The political questions that Shakespeare plays with, especially in light of scepticism about the claims of established authorities, and in light of the claims of justice in worlds of exploitation, oppression, and violence, are still the questions of political theory. The problems that we meet in Shakespeare’s dramas are wrestled with by thinkers associated with the developing tradition of republicanism; by those who later developed and promoted the claims of individual liberty and right that we associate with liberalism; by those who focus on how to dismantle structures of exploitation and oppression and achieve the egalitarian justice that we associate with modern socialism; and by the feminist challengers of all forms of hierarchical, sex- or gender-based authority whether conservative, liberal, republican, or socialist. The category republican, and the rival ideas of monarchy, clearly and explicitly were meaningful to Shakespeare. The other three are more modern categories. The study of political thought focuses on conceptual change—on how arguments about authority, say, or sovereignty, cannot be presumed to be about exactly the same thing across contexts and times. I discuss some tricky issues of interpretation in what follows. But the claims of individuals against established social and political authorities; the claims of women against men; and the opposing pulls of the egalitarian social justice later associated with socialism, and the established stable social order ever prized by conservatives, are puzzles that were recognizable to Shakespeare, and which turn up as themes, or as structures, in his plots. I emphasize these problems as puzzles. My aim is absolutely not to ask why, for instance, Shakespeare falls short according to the lights of modern or post-modern feminism, or socialism, or theories of freedom. The point of examining Shakespeare’s treatments of the puzzles of political power is to ask why what seems to have made sense to him did make sense, and to examine how it was that what evidently was taken for granted was so, and why what are presented as problems are problems.

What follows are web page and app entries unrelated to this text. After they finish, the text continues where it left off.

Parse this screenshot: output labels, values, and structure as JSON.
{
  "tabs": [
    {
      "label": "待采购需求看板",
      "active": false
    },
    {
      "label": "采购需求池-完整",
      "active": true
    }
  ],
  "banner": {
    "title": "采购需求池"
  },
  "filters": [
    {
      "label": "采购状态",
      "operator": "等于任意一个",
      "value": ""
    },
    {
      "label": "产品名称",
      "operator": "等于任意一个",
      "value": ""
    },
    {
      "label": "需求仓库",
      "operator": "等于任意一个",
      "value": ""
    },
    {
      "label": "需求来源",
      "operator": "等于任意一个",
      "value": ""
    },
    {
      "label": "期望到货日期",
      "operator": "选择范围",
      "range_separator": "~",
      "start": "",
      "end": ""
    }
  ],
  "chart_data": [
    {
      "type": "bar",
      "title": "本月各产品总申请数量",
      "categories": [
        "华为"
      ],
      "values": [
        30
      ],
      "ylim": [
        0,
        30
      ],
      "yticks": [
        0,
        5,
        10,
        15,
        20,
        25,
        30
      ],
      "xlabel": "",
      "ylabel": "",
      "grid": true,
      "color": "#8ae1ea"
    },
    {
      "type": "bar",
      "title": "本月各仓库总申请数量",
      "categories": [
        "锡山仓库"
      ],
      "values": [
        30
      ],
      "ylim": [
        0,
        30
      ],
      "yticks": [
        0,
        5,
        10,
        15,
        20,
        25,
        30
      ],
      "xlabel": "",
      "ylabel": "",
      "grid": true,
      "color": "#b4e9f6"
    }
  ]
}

From Shakespeare and the Political Way by Elizabeth Frazer. Copyright © 2021 by Elizabeth Frazer and published by Oxford University Press. All rights reserved.